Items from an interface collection
--- START ---

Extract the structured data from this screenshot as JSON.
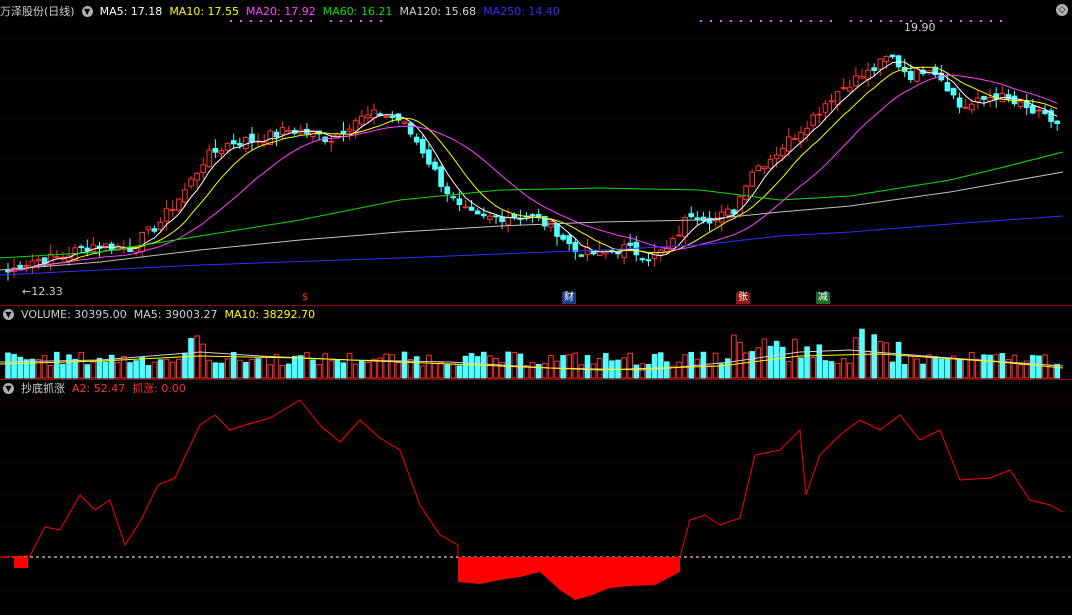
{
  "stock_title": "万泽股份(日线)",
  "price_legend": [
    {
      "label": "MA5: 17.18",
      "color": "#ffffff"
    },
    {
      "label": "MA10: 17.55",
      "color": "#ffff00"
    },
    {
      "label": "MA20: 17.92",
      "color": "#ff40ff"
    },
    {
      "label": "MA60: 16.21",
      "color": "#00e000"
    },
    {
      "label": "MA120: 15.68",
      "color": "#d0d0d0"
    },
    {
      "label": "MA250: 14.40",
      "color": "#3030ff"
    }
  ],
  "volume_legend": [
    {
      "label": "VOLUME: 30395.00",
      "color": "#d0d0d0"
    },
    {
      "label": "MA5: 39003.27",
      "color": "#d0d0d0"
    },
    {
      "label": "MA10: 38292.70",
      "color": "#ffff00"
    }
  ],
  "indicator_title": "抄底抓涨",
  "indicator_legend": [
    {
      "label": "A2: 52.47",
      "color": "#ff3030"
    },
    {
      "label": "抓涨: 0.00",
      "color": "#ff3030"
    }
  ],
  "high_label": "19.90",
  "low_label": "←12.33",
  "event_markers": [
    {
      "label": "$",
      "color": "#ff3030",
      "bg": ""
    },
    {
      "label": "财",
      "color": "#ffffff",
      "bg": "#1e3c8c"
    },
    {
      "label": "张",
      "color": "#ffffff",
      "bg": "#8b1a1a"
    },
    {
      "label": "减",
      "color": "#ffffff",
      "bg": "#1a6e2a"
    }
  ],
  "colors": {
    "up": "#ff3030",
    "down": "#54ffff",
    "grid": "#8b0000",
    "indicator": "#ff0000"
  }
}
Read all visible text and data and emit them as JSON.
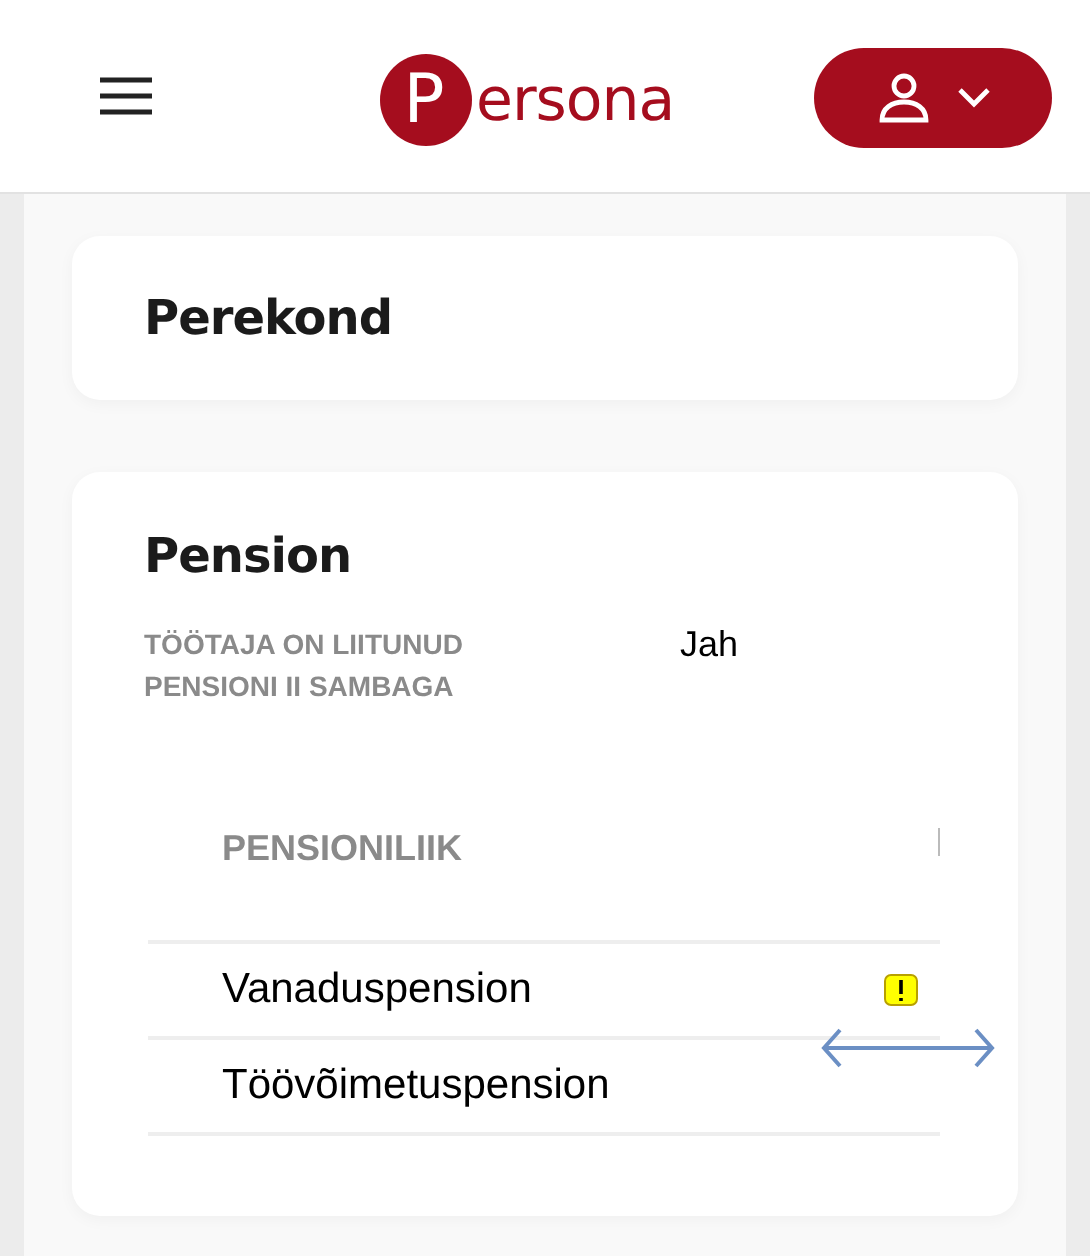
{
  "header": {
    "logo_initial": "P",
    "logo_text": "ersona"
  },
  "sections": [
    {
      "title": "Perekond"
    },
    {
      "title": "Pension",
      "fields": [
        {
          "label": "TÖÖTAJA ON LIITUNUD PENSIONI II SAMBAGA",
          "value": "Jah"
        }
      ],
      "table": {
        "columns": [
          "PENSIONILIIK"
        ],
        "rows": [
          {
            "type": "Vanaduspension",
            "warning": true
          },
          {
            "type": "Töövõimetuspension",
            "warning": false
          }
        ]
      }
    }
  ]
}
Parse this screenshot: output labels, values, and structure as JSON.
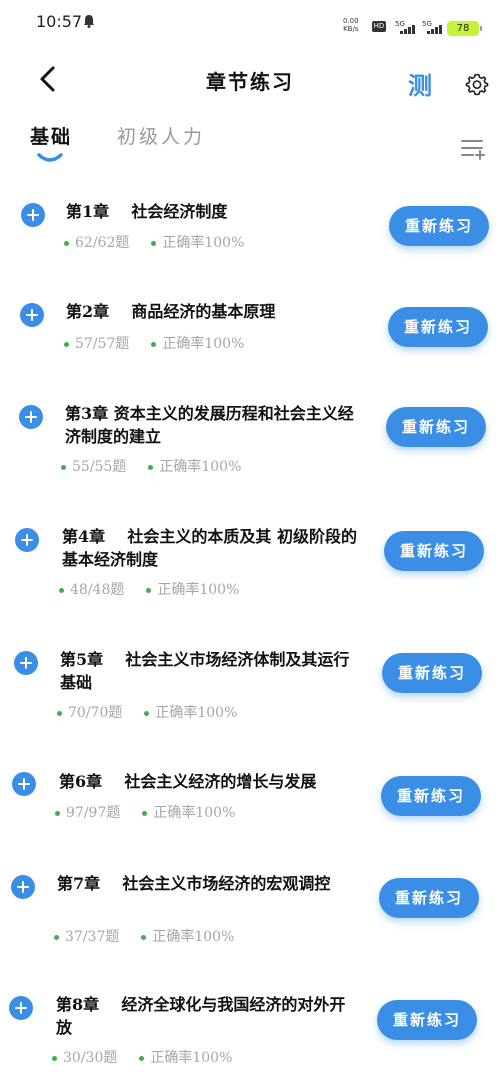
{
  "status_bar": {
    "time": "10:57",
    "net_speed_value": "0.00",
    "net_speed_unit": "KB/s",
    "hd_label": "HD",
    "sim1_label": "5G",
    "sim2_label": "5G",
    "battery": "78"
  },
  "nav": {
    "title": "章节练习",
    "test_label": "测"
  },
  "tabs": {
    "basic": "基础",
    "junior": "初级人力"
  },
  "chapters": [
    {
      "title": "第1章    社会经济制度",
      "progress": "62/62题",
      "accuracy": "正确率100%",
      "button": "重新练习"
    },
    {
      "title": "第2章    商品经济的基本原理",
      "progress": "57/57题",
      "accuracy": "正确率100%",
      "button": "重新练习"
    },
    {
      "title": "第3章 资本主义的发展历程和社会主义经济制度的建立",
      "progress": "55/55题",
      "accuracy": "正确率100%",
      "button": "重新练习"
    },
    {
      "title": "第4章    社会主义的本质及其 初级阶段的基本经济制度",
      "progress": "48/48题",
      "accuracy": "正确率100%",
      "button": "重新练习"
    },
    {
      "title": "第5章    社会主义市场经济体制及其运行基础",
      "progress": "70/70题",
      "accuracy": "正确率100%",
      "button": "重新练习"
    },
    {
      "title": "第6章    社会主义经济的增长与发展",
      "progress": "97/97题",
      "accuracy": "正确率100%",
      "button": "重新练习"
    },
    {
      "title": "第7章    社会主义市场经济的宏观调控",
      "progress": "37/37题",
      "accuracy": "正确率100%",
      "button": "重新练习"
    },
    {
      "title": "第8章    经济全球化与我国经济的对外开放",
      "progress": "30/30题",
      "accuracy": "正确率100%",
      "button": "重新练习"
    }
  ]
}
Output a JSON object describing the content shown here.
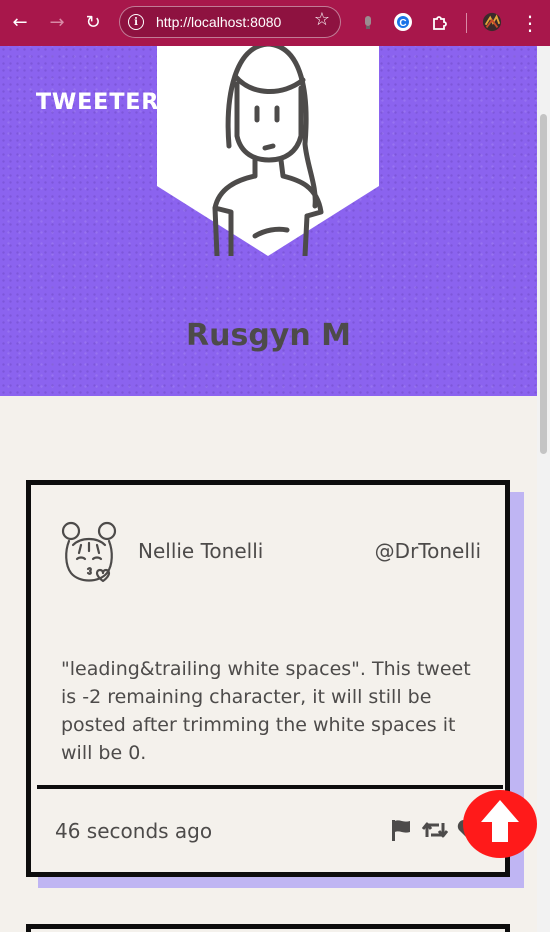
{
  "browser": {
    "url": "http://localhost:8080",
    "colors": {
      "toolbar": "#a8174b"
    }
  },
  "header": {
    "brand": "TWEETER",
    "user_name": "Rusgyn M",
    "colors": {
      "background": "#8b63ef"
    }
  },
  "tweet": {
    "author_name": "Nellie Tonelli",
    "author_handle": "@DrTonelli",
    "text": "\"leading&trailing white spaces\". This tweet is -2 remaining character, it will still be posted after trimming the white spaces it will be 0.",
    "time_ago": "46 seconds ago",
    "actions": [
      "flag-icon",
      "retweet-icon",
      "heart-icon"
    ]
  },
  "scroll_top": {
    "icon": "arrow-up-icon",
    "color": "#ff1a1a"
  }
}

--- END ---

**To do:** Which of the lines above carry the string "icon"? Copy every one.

**Response to this task:**
      "flag-icon",
      "retweet-icon",
      "heart-icon"
    "icon": "arrow-up-icon",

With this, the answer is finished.